__Task item__: Every line in the entries where "INDIA" is found should be copied.

__Given entries__:
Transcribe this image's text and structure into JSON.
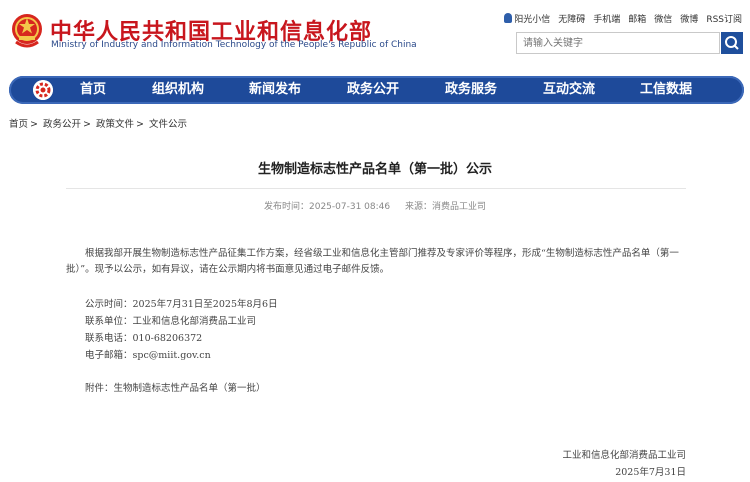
{
  "header": {
    "title_cn": "中华人民共和国工业和信息化部",
    "title_en": "Ministry of Industry and Information Technology of the People's Republic of China",
    "top_links": [
      "阳光小信",
      "无障碍",
      "手机端",
      "邮箱",
      "微信",
      "微博",
      "RSS订阅"
    ],
    "search_placeholder": "请输入关键字"
  },
  "nav": {
    "items": [
      "首页",
      "组织机构",
      "新闻发布",
      "政务公开",
      "政务服务",
      "互动交流",
      "工信数据"
    ]
  },
  "breadcrumb": [
    "首页",
    "政务公开",
    "政策文件",
    "文件公示"
  ],
  "article": {
    "title": "生物制造标志性产品名单（第一批）公示",
    "publish_time": "发布时间：2025-07-31 08:46",
    "source": "来源：消费品工业司",
    "paragraph": "根据我部开展生物制造标志性产品征集工作方案，经省级工业和信息化主管部门推荐及专家评价等程序，形成“生物制造标志性产品名单（第一批）”。现予以公示，如有异议，请在公示期内将书面意见通过电子邮件反馈。",
    "lines": [
      "公示时间：2025年7月31日至2025年8月6日",
      "联系单位：工业和信息化部消费品工业司",
      "联系电话：010-68206372",
      "电子邮箱：spc@miit.gov.cn"
    ],
    "attachment": "附件：生物制造标志性产品名单（第一批）",
    "signature": "工业和信息化部消费品工业司",
    "date": "2025年7月31日"
  },
  "colors": {
    "brand_red": "#c8161d",
    "nav_blue": "#1e4a9a"
  }
}
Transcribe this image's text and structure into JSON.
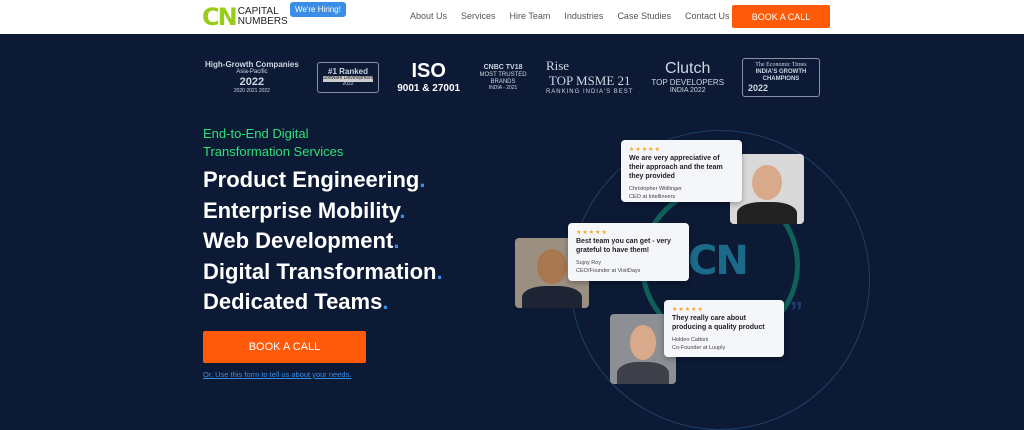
{
  "header": {
    "logo_mark": "CN",
    "logo_line1": "CAPITAL",
    "logo_line2": "NUMBERS",
    "hiring_badge": "We're Hiring!",
    "nav": [
      "About Us",
      "Services",
      "Hire Team",
      "Industries",
      "Case Studies",
      "Contact Us"
    ],
    "book_call": "BOOK A CALL"
  },
  "awards": [
    {
      "l1": "High-Growth Companies",
      "l2": "Asia-Pacific",
      "l3": "2022",
      "l4": "2020 2021 2022"
    },
    {
      "l1": "#1 Ranked",
      "l2": "Software Development",
      "l3": "2022"
    },
    {
      "l1": "ISO",
      "l2": "9001 & 27001"
    },
    {
      "l1": "CNBC TV18",
      "l2": "MOST TRUSTED BRANDS",
      "l3": "INDIA - 2021"
    },
    {
      "l1": "Rise",
      "l2": "TOP MSME 21",
      "l3": "RANKING INDIA'S BEST"
    },
    {
      "l1": "Clutch",
      "l2": "TOP DEVELOPERS",
      "l3": "INDIA 2022"
    },
    {
      "l1": "The Economic Times",
      "l2": "INDIA'S GROWTH CHAMPIONS",
      "l3": "2022"
    }
  ],
  "hero": {
    "subtitle_1": "End-to-End Digital",
    "subtitle_2": "Transformation Services",
    "headlines": [
      "Product Engineering",
      "Enterprise Mobility",
      "Web Development",
      "Digital Transformation",
      "Dedicated Teams"
    ],
    "dot": ".",
    "book_call": "BOOK A CALL",
    "form_link": "Or, Use this form to tell us about your needs."
  },
  "testimonials": [
    {
      "stars": "★★★★★",
      "quote": "We are very appreciative of their approach and the team they provided",
      "name": "Christopher Wittlinger",
      "role": "CEO at Intellineers"
    },
    {
      "stars": "★★★★★",
      "quote": "Best team you can get - very grateful to have them!",
      "name": "Sujoy Roy",
      "role": "CEO/Founder at VisitDays"
    },
    {
      "stars": "★★★★★",
      "quote": "They really care about producing a quality product",
      "name": "Holden Cattoni",
      "role": "Co-Founder at Luuply"
    }
  ],
  "graphic": {
    "mark": "CN",
    "quote_mark": "”"
  }
}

__Worked solution__:
      "l3": "INDIA - 2021"
      "l3": "RANKING INDIA'S BEST"
      "l3": "INDIA 2022"
      "l2": "INDIA'S GROWTH CHAMPIONS",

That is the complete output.